Despite what some people may think, the coronavirus has not disappeared. While cases have waned in recent months due to vaccination campaigns, the virus is still circulating throughout the U.S.
In the four weeks leading up to August 3rd, more than one million new cases and over 3,100 deaths were reported, according to the World Health Organization. This brings the death toll to nearly 7 million since the pandemic first started.
Recently, public health experts have turned their attention to EG.5, a new subvariant, which is becoming dominant in several countries including the U.S. and Britain.
What Do We Know About the EG.5 Coronavirus Variant?
The EG.5 coronavirus is a descendent of omicron, the most prevalent strain of the SARS-CoV-2 virus in the world. According to the Centers for Disease Control and Prevention, the new variant has surpassed other omicron descendants in the U.S. and is now responsible for the majority of COVID-19 cases in the country.
In keeping with Greek nomenclature, some media outlets have nicknamed the new subvariant “Eris”. However, this name is not officially used by health experts. Rather, they have designated the variant as EG.5, which includes the similar EG.5.1. strain, both of which are currently being monitored.
Researcher and virologist Stuart Turville, who is an associate professor at Sydney’s University of New South Whales, has described the new variant as “more competitive” and “more slippery” as it’s more capable of escaping from antibodies produced by vaccines.
However, he emphasized that the EG.5 variant is not much different from other subvariants; its only difference is that it’s able to enter and engage cells “a little bit better.”
Professor K. Srinath Reddy, who works at the Indian Public Health Foundation, noted that “it’s less invasive and lethal in the body” but that its effects are still being observed.
What Symptoms Does the EG.5 Subvariant Cause?
Symptoms associated with the EG.5 subvariant are similar to those of other variants and can range from mild to severe.
For example, it can cause fever, cough, chills, fatigue, shortness of breath, loss of taste or smell, headaches, body aches, or muscle aches. In addition to that, it can also cause a dry cough, runny nose, and sneezing, which can make differentiating an EG.5 infection from the common cold or flu difficult.

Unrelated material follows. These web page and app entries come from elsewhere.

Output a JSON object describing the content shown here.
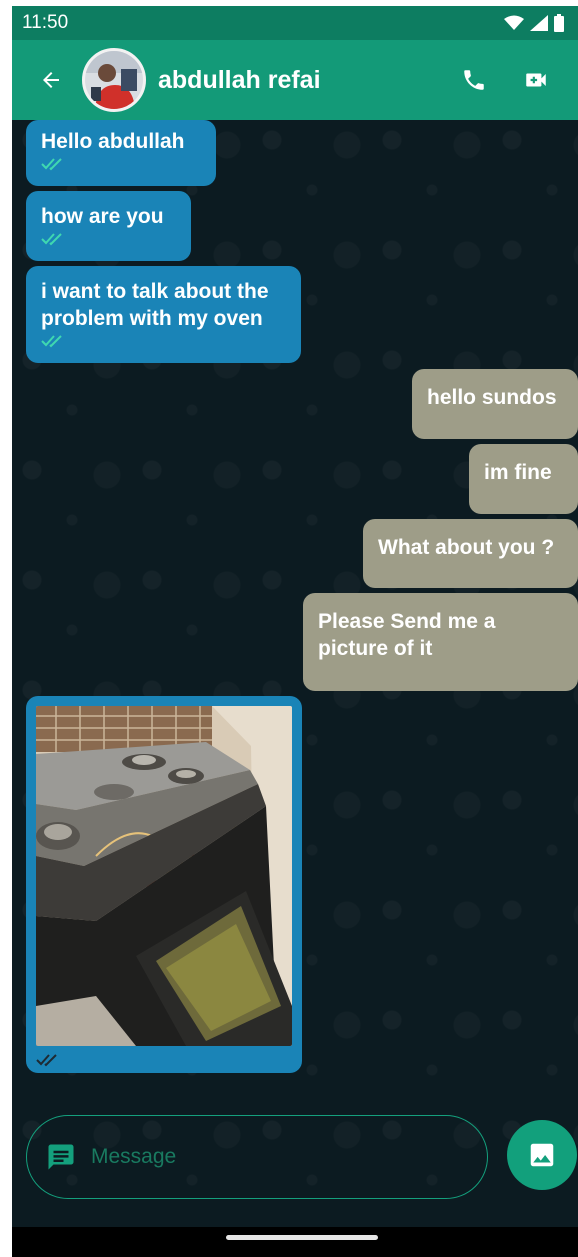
{
  "status_bar": {
    "time": "11:50",
    "icons": [
      "wifi-icon",
      "signal-icon",
      "battery-icon"
    ]
  },
  "header": {
    "contact_name": "abdullah refai",
    "back_icon": "arrow-left-icon",
    "actions": [
      "phone-icon",
      "video-call-icon"
    ],
    "color": "#139a78",
    "status_color": "#0d7d61"
  },
  "messages": [
    {
      "direction": "incoming",
      "text": "Hello abdullah",
      "status": "read"
    },
    {
      "direction": "incoming",
      "text": "how are you",
      "status": "read"
    },
    {
      "direction": "incoming",
      "text": "i want to talk about the problem with my oven",
      "status": "read"
    },
    {
      "direction": "outgoing",
      "text": "hello sundos"
    },
    {
      "direction": "outgoing",
      "text": "im fine"
    },
    {
      "direction": "outgoing",
      "text": "What about you ?"
    },
    {
      "direction": "outgoing",
      "text": "Please Send me a picture of it"
    },
    {
      "direction": "incoming",
      "type": "image",
      "image": "photo of an opened oven",
      "status": "sent"
    }
  ],
  "composer": {
    "placeholder": "Message",
    "left_icon": "message-icon",
    "send_icon": "image-icon"
  },
  "colors": {
    "incoming_bubble": "#1a84b7",
    "outgoing_bubble": "#9e9d88",
    "background": "#0c1b21",
    "accent": "#12a07c",
    "read_ticks": "#3fd8b0"
  }
}
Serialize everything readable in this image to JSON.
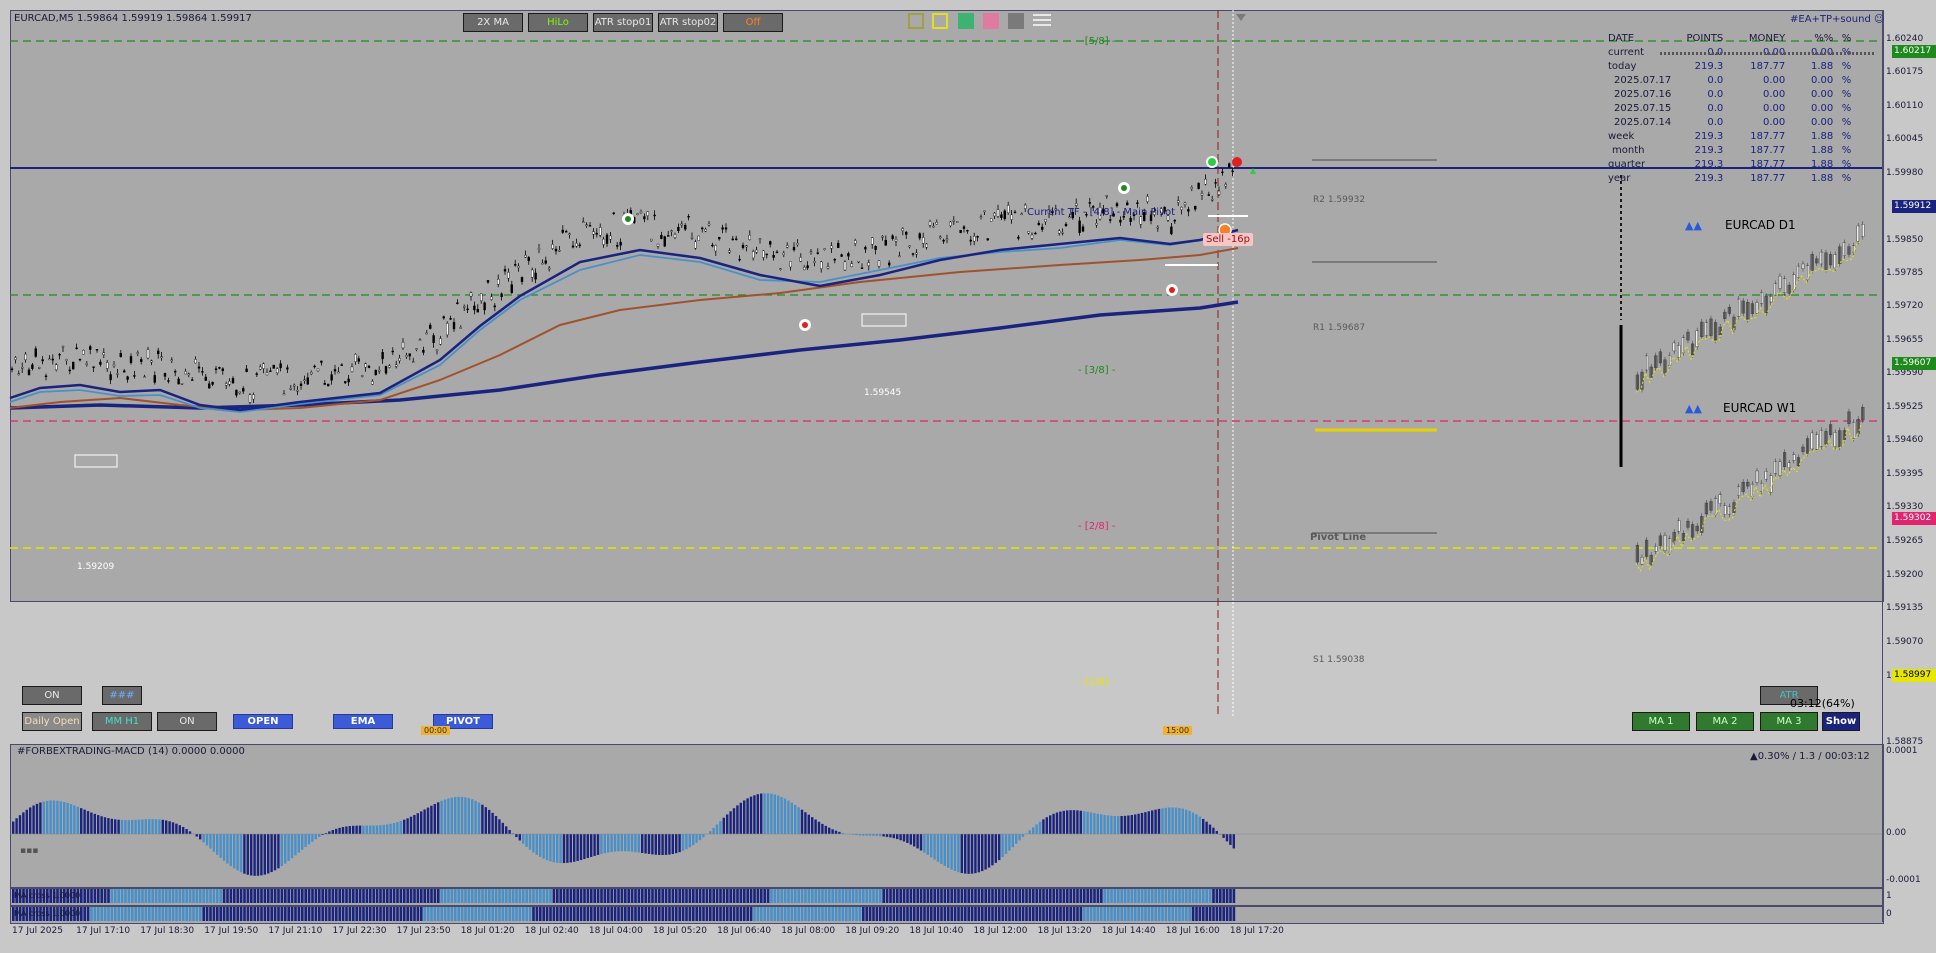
{
  "window": {
    "symbol_info": "EURCAD,M5  1.59864 1.59919 1.59864 1.59917",
    "ea_label": "#EA+TP+sound"
  },
  "top_buttons": [
    {
      "label": "2X MA",
      "color": "#e8e8e8"
    },
    {
      "label": "HiLo",
      "color": "#7CFC00"
    },
    {
      "label": "ATR stop01",
      "color": "#e8e8e8"
    },
    {
      "label": "ATR stop02",
      "color": "#e8e8e8"
    },
    {
      "label": "Off",
      "color": "#ff7f27"
    }
  ],
  "color_swatches": [
    "#a0a040",
    "#e0e020",
    "#3cb371",
    "#e07aa0",
    "#7a7a7a"
  ],
  "levels": {
    "l58": "- [5/8] -",
    "main_pivot": "Current TF - [4/8] - Main Pivot",
    "l38": "- [3/8] -",
    "l28": "- [2/8] -",
    "l18": "- [1/8] -",
    "r2": "R2 1.59932",
    "r1": "R1 1.59687",
    "pivot_line": "Pivot Line",
    "s1": "S1 1.59038",
    "sell_label": "Sell -16p",
    "low_label_1": "1.59209",
    "low_label_2": "1.59545"
  },
  "stats": {
    "headers": [
      "DATE",
      "POINTS",
      "MONEY",
      "%%",
      "%"
    ],
    "rows": [
      [
        "current",
        "0.0",
        "0.00",
        "0.00",
        "%"
      ],
      [
        "today",
        "219.3",
        "187.77",
        "1.88",
        "%"
      ],
      [
        "2025.07.17",
        "0.0",
        "0.00",
        "0.00",
        "%"
      ],
      [
        "2025.07.16",
        "0.0",
        "0.00",
        "0.00",
        "%"
      ],
      [
        "2025.07.15",
        "0.0",
        "0.00",
        "0.00",
        "%"
      ],
      [
        "2025.07.14",
        "0.0",
        "0.00",
        "0.00",
        "%"
      ],
      [
        "week",
        "219.3",
        "187.77",
        "1.88",
        "%"
      ],
      [
        "month",
        "219.3",
        "187.77",
        "1.88",
        "%"
      ],
      [
        "quarter",
        "219.3",
        "187.77",
        "1.88",
        "%"
      ],
      [
        "year",
        "219.3",
        "187.77",
        "1.88",
        "%"
      ]
    ]
  },
  "mini_charts": {
    "d1_title": "EURCAD D1",
    "w1_title": "EURCAD W1",
    "arrows": "▲▲"
  },
  "price_axis": [
    "1.60240",
    "1.60175",
    "1.60110",
    "1.60045",
    "1.59980",
    "1.59850",
    "1.59785",
    "1.59720",
    "1.59655",
    "1.59590",
    "1.59525",
    "1.59460",
    "1.59395",
    "1.59330",
    "1.59265",
    "1.59200",
    "1.59135",
    "1.59070",
    "1.59005",
    "1.58875"
  ],
  "price_labels": {
    "top_green": "1.60217",
    "current": "1.59912",
    "mid_green": "1.59607",
    "pink": "1.59302",
    "yellow": "1.58997"
  },
  "bottom_buttons": {
    "on1": "ON",
    "hash": "###",
    "daily_open": "Daily Open",
    "mm_h1": "MM H1",
    "on2": "ON",
    "open": "OPEN",
    "ema": "EMA",
    "pivot": "PIVOT",
    "atr": "ATR",
    "timer": "03:12(64%)",
    "ma1": "MA 1",
    "ma2": "MA 2",
    "ma3": "MA 3",
    "show": "Show"
  },
  "session_markers": {
    "m1": "00:00",
    "m2": "15:00"
  },
  "macd": {
    "title": "#FORBEXTRADING-MACD (14) 0.0000 0.0000",
    "info": "▲0.30% / 1.3 / 00:03:12",
    "axis_top": "0.0001",
    "axis_mid": "0.00",
    "axis_bot": "-0.0001"
  },
  "cross_panels": {
    "p1": "MA cross 1.0000",
    "p2": "MA cross 1.0000",
    "axis1": "1",
    "axis2": "0"
  },
  "time_axis": [
    "17 Jul 2025",
    "17 Jul 17:10",
    "17 Jul 18:30",
    "17 Jul 19:50",
    "17 Jul 21:10",
    "17 Jul 22:30",
    "17 Jul 23:50",
    "18 Jul 01:20",
    "18 Jul 02:40",
    "18 Jul 04:00",
    "18 Jul 05:20",
    "18 Jul 06:40",
    "18 Jul 08:00",
    "18 Jul 09:20",
    "18 Jul 10:40",
    "18 Jul 12:00",
    "18 Jul 13:20",
    "18 Jul 14:40",
    "18 Jul 16:00",
    "18 Jul 17:20"
  ],
  "colors": {
    "chart_bg": "#a9a9a9",
    "main_pivot": "#1a237e",
    "ma_fast": "#4a90c8",
    "ma_mid": "#a0522d",
    "ma_slow": "#1a237e",
    "level_green": "#1e8a1e",
    "level_pink": "#e0246e",
    "level_yellow": "#e6e600",
    "macd_dark": "#1a237e",
    "macd_light": "#4a90c8"
  }
}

For this reason, vaccines and boosters are still highly recommended, especially for the vulnerable population. Safe social practices such as keeping spaces well-ventilated and wearing face masks are also encouraged.
Where is the EG.5 Subvariant Circulating?
The EG.5 variant is responsible for 17 percent of all COVID-19 cases reported during the two-week period up to Aug. 5, according to the CDC tracker.
In the previous two-week period, it only accounted for 12 percent of all reported cases, while XBB.1.16 accounted for 16 percent of all cases.
Outside of the United States, the EG.5.1. subvariant has also been reported in India, Thailand, and Britain.
How Dangerous Is the EG.5 Subvariant?
Currently, there’s no evidence to suggest that it causes more severe illness compared to previous variants. The CDC has also said that it’s susceptible to vaccines, which is good news.
In fact, health officials have announced that they will be releasing a new vaccine this fall- one that will target the XBB subvariants that were responsible for most of the cases in 2023.